This finding suggests that female patient may be prone to experience syncopal episodes more easily than male patients. Our finding was also supported by previous several studies,14-16 which showed gender differences in orthostatic tolerance and response to lower negative body pressure in healthy normal subjects. Women are more susceptible to orthostatic intolerance in warm environments. Orthostatic stress tends to be accentuated in the heat due to redistribution of central blood volume to the peripheral vascular bed. Fluctuations of the female sex hormones accompanying the menstrual cycle have been shown to have numerous effects on the physiological parameters.17 Recently, Meendering, et al.18 evaluated the influence of menstrual cycle and gender on the hemodynamic responses to combined orthostatic and heat stress, and found that men had greater orthostatic tolerance than women during combined upright tilting and passive heating.
In the present study, neurally mediated syncope occurred most commonly at the age interval of 15-19 years old. Sheldon, et al.8 also reported that the most common age of first faint was 13 years old, which was very similar to our result. However, we did not demonstrate any significant gender difference in the age of first syncope between male and female patients.
Situational syncope, such as micturion syncope or defecation syncope, is a subtype of neurally mediated syncope. In our study, a clear gender difference was found also in situational syncope. Micturition syncope is well known situational syncope, occurring at the end of urination or shortly thereafter. Micturition syncope (20.0% vs. 5.2%, p < 0.001) was observed more frequently in male patients than in female patients.19
Defecation syncope is defined as syncope occurring or immediately after defecation. Pathy20 first reported defecation syncope, and found that 7 of 9 patients were female. Our study also showed gender difference of defecation syncope. Defecation syncope (16.3% vs. 9.3%, p < 0.001) was observed more frequently in female patients than in male patients. Kapoor, et al.21 stated that defecation syncope is not a single distinct clinical entity, because patients experienced the majority of recurrence which was not associated with defecation. However, our study showed that recurrent episodes in patients with defecation syncope were mostly associated with preceding abdominal pain and defecation sensation.

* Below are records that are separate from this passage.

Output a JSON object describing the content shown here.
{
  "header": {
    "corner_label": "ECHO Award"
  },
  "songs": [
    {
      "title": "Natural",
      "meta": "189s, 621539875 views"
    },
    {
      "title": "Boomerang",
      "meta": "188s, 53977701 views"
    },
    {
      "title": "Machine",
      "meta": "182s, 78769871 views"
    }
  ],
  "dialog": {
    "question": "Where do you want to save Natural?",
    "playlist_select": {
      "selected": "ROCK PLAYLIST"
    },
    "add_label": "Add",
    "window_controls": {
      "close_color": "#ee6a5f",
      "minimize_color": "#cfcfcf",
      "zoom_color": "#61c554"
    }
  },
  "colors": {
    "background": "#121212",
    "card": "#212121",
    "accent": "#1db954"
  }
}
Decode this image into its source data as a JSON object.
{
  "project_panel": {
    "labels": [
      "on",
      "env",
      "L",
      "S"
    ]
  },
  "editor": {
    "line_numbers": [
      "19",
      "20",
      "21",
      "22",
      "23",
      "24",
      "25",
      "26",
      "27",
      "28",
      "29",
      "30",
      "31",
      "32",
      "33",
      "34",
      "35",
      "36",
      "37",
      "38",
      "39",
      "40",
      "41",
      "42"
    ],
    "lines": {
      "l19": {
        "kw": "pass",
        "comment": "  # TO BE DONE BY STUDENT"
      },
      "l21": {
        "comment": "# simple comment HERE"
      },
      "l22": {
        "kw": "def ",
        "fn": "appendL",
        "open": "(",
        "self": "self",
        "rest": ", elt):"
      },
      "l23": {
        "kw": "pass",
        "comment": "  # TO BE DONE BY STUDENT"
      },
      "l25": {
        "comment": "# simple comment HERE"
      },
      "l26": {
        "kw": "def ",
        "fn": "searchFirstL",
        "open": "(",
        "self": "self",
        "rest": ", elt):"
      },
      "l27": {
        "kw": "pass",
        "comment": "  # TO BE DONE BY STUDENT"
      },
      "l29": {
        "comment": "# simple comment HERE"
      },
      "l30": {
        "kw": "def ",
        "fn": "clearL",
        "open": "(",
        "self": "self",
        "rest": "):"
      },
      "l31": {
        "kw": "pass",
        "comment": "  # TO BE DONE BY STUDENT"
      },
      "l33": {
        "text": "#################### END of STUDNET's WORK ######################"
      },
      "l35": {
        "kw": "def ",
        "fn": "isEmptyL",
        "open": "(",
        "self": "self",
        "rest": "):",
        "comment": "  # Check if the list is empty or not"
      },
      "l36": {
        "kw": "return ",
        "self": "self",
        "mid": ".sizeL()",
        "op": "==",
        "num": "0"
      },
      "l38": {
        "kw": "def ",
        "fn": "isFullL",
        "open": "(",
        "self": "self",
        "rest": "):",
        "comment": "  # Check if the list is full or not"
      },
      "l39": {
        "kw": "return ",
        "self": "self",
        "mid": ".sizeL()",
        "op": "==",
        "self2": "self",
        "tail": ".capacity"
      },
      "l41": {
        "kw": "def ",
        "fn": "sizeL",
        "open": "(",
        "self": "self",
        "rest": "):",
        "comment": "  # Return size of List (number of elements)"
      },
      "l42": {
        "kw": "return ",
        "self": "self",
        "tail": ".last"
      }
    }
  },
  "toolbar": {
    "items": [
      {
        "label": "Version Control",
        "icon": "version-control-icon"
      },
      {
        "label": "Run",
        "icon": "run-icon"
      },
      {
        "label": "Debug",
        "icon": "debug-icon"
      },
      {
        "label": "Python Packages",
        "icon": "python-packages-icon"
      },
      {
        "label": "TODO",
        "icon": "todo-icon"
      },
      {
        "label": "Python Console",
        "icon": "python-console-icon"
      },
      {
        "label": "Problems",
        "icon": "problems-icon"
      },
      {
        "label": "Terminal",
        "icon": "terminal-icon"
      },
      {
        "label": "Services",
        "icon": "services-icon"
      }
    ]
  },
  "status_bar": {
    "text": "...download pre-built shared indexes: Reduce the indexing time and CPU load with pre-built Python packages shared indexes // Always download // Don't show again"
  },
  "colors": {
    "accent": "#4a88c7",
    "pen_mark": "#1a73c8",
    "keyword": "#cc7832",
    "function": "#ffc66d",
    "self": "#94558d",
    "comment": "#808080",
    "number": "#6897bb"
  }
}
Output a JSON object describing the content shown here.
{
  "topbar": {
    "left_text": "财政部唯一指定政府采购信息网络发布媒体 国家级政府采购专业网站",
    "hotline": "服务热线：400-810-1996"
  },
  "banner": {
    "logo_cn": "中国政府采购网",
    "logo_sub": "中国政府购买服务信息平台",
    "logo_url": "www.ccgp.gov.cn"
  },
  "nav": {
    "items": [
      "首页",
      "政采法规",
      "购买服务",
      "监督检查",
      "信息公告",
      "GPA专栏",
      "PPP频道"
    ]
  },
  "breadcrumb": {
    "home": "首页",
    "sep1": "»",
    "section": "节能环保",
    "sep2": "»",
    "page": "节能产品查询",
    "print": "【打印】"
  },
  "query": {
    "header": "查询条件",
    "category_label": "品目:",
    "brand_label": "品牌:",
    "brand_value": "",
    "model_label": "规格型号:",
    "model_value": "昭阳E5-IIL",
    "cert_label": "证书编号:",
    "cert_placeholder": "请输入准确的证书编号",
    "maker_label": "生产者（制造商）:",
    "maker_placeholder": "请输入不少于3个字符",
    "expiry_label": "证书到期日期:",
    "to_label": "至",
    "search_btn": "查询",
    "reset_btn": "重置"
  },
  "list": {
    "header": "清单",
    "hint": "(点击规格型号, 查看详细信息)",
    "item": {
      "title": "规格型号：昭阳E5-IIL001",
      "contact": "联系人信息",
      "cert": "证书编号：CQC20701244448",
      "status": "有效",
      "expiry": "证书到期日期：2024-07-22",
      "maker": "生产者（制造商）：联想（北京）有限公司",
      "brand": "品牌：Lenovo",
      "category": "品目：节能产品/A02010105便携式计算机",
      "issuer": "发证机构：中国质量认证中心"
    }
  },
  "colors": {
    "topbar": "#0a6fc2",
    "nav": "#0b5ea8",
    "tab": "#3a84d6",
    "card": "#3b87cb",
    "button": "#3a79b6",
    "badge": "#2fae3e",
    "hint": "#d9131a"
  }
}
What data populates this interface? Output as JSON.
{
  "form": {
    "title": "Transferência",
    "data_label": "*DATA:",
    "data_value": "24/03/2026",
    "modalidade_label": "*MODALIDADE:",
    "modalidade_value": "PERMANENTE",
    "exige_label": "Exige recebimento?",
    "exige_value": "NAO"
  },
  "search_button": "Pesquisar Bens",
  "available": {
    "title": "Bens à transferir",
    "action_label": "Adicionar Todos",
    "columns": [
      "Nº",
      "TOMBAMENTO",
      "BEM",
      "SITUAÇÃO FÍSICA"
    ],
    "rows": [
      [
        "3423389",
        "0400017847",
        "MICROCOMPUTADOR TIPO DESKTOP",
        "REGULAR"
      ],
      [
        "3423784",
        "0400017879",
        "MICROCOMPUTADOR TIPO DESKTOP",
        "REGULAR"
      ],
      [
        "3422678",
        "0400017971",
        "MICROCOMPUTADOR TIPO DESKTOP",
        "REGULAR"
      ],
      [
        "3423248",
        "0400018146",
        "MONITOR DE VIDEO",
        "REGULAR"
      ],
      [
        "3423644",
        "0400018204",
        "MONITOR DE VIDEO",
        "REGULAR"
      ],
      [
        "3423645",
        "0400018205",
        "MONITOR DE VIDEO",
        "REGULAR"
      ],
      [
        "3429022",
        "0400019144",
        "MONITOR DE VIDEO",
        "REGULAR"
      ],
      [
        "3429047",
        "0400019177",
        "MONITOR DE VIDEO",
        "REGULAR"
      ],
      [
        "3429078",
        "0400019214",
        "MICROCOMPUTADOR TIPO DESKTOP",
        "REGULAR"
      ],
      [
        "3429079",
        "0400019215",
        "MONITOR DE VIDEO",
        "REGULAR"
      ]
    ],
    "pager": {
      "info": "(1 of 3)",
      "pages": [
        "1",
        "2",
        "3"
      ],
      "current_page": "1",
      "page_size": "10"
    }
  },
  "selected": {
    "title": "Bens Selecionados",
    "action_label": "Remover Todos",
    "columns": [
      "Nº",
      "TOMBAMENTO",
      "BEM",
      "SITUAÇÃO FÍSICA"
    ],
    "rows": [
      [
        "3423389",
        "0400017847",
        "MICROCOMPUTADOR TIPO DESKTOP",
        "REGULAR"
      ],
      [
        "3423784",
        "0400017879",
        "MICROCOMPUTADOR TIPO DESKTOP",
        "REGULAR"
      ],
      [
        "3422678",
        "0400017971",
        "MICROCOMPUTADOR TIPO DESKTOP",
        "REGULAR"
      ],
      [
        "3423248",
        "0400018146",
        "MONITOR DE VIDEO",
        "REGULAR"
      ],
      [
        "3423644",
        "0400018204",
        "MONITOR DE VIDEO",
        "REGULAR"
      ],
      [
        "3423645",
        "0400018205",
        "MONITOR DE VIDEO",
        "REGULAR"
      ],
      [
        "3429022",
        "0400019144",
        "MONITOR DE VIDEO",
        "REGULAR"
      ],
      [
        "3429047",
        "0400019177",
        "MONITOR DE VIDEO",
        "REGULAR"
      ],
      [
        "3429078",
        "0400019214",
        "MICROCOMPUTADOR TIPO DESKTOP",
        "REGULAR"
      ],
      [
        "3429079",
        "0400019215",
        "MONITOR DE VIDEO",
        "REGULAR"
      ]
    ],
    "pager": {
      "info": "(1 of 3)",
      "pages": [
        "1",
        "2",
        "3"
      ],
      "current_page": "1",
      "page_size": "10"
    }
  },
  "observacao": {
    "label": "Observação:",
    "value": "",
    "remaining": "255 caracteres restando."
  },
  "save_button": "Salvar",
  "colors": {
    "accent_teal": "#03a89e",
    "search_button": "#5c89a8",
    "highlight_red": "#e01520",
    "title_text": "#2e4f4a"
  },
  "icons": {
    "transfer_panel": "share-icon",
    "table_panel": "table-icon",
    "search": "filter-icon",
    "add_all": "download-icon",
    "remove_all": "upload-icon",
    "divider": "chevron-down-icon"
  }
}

This study was retrospective in design and performed at a single tertiary referral center. Referral bias might affect the results of our study. Surveys of young adult with syncope showed that about 50% of patients did not consult a physicians.11 Therefore, this may compromise the accuracy of the data presented in Fig. 2. We evaluated only the natural history and clinical characteristics of patients with recurrent neurally mediated syncope at the time of HUT. Therefore, we did not address the pattern of the episodes with regard to symptom-free intervals in patients with recurrent neurally mediated syncope in general population.
The authors have no financial conflicts of interest.